Jake Choen is the editorial and test kitchen director of the FeedFeed (@thefeedfeed). His new cookbook, Jew-ish, Reinvented Recipies from a Modern Mensch, demonstrates that Jewish food is oh-so-much-more than the classics.
Recipe: You Can Go Your Own Way: Rugelach Edition
Yield: Makes 48 Rugelach. Prep Time: 30 Minutes, Plus 1 Hour Chilling Time. Cook Time: 20 Minutes
Everyone has that one sweet from their childhood that bubbles up all those fuzzy, nostalgic vibes. For me, it’s rugelach, those flaky crescents of cream cheese dough rolled up with anything from chocolate to jam to nuts. Every year as far back as I can remember, Evelyn Offner, a dear family friend, would drop off a giant aluminum tray packed with dozens of rugelach for my family right before Rosh Hashanah, and all hell would break loose. In a scene reminiscent of a Walmart on Black Friday, my mother, sister, and I would fight like animals to grab as many of her dark chocolate or cinnamon-walnut rolled beauties as we could. And they almost certainly never lasted long enough to make it to the Jewish New Year.
After years of asking, Evelyn was gracious enough to share her recipe with me, and I’ve since adapted it with every possible filling combination you can imagine. These four variations are my favorites, spanning both sweet and savory, so you’re ready for any occasion!

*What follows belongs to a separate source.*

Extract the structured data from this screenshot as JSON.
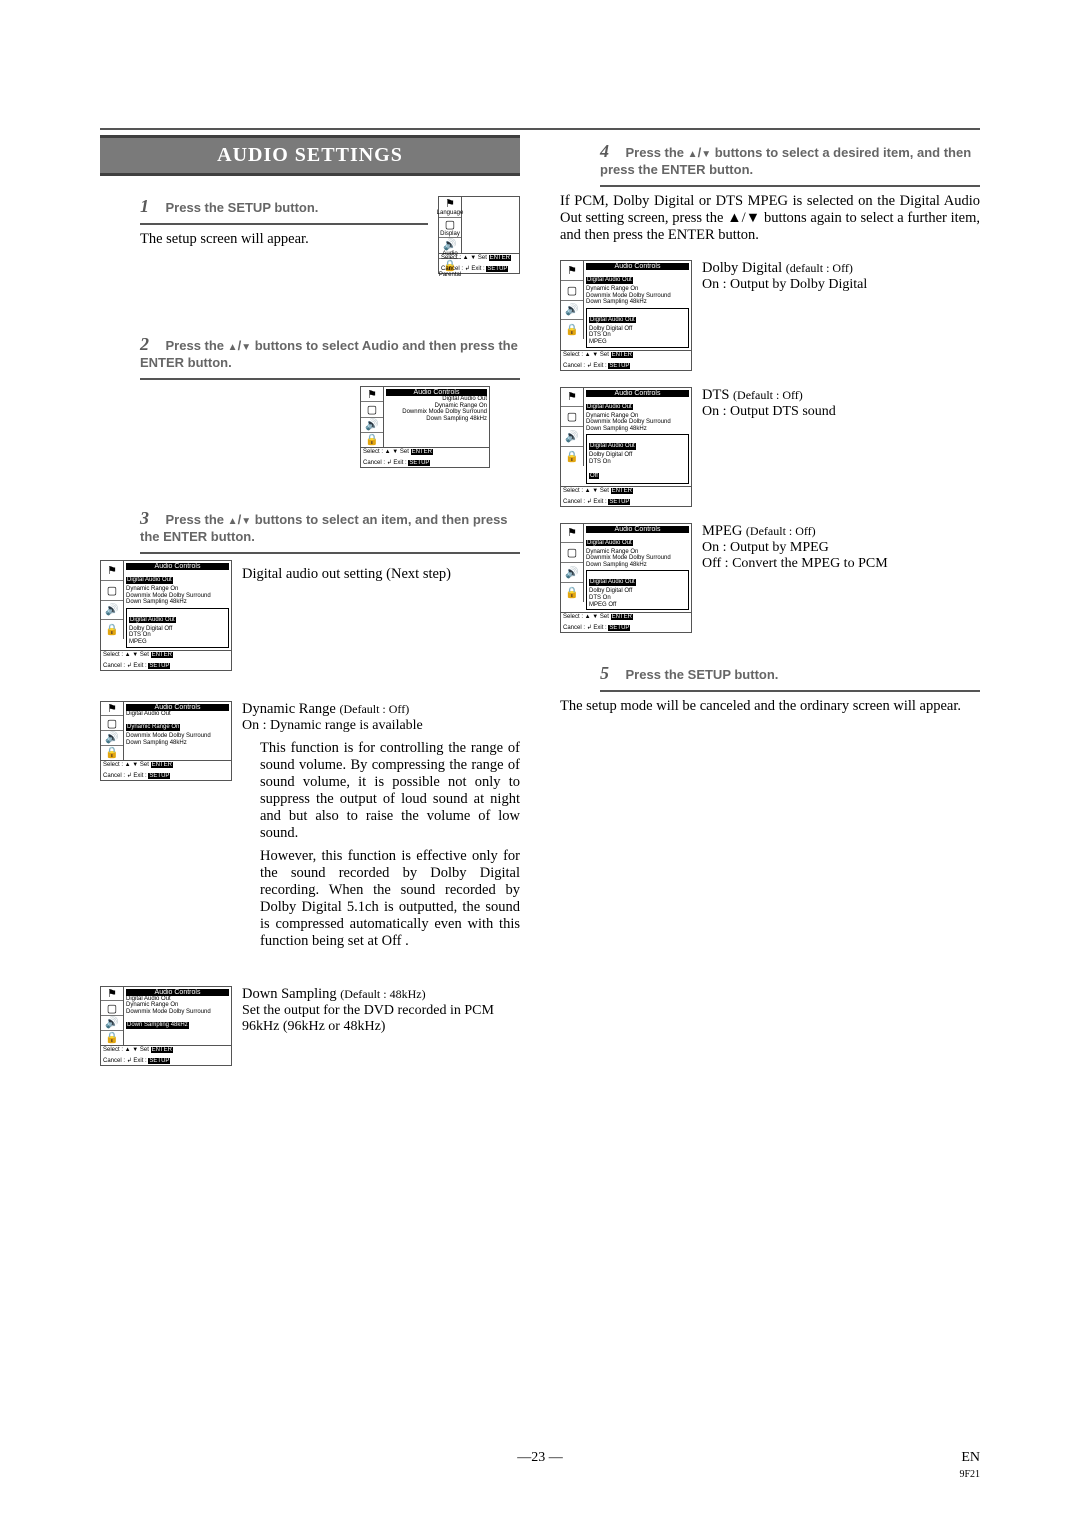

For those looking to veer toward a sweet to nosh on with coffee, upgrade the classic choco late filling with chocolate- hazelnut spread and adorn it with crumbles of halva for the gorgeous pairing of choco-late and sesame. For jelly lovers, throw on some peanut butter, packing the ultimate sandwich into the ultimate cookie.
If you’re ready to embrace rugelach as the buttery, poppable party app I’m trying to rebrand it as, let’s talk. Since it’s already a cream cheese dough, you can schmear it with a little more, laced with chopped scallions and lox, of course, for all the flavors of your morning bagel, including the everything bagel seasoning. To fin-ish off this Jewish quartet, cacio e pepe rugelach need no further explanation than that they’re cheesy bites of heaven and I will typically eat a dozen in one sitting.
Whichever route you take, I promise it couldn’t be any simpler—the dough comes together in minutes and the filling combinations require, at most, one bowl for stirring. Let’s get rolling.
- 8 ounces cream cheese, at room temperature
- 4 ounces (1 stick) unsalted butter, at room temperature
- ¼ cup confectioners’ sugar
- 2⅓ cups (315g) all-purpose flour, plus more for dusting
- ½ teaspoon kosher salt
- 1 recipe rugelach filling ( recipes follow)
- 1 large egg, beaten
1. In the bowl of a stand mixer fitted with the paddle attachment, combine the cream cheese, butter, and confectioners’ sugar. Beginning on low speed and gradually increasing to medium, mix until light and fluffy, about 2 minutes. Add the flour and salt, then mix until a smooth dough forms. Divide the dough into 4 equal disks, wrap each in plastic wrap, and refrigerate for 1 hour.
2. Preheat the oven to 375°F. Line two half sheet pans with parchment paper.
3. On a lightly floured work surface, roll out one disk of the dough into a 9-inch round. Spread one- quarter of the filling evenly over the dough, leaving a ½-inch border. Slice the dough into 12 even wedges. Roll each wedge up tightly from the outside edge in, then place the rugelach on one of the prepared sheet pans, spacing them ½ inch apart. Repeat with the remaining dough and filling, dividing the rugelach between the prepared pans. Brush the rugelach with the beaten egg.
4. Bake, rotating the pans halfway through, for 20 to 22 minutes, until the rugelach are golden brown. Let cool slightly, then serve.
Recipe: Cacio e Pepe Rugelach Filling
- 2 cups freshly and finely grated Parmesan cheese
- 2 cups freshly and finely grated Pecorino Romano cheese
- ½ cup mayonnaise
- 1 tablespoon freshly ground black pepper, plus more for garnish
1. In a small bowl, mix together the Parmesan, Pecorino, mayonnaise, and pepper until smooth. Garnish each rugelach with a pinch of pepper before baking.
Excerpted from JEW-ISH: A COOKBOOK: Reinvented Recipes from a Modern Mensch © 2021 by Jake Cohen. Photography © 2021 by Matt Taylor-Gross. Reproduced by permission of Houghton Mifflin Harcourt. All rights reserved.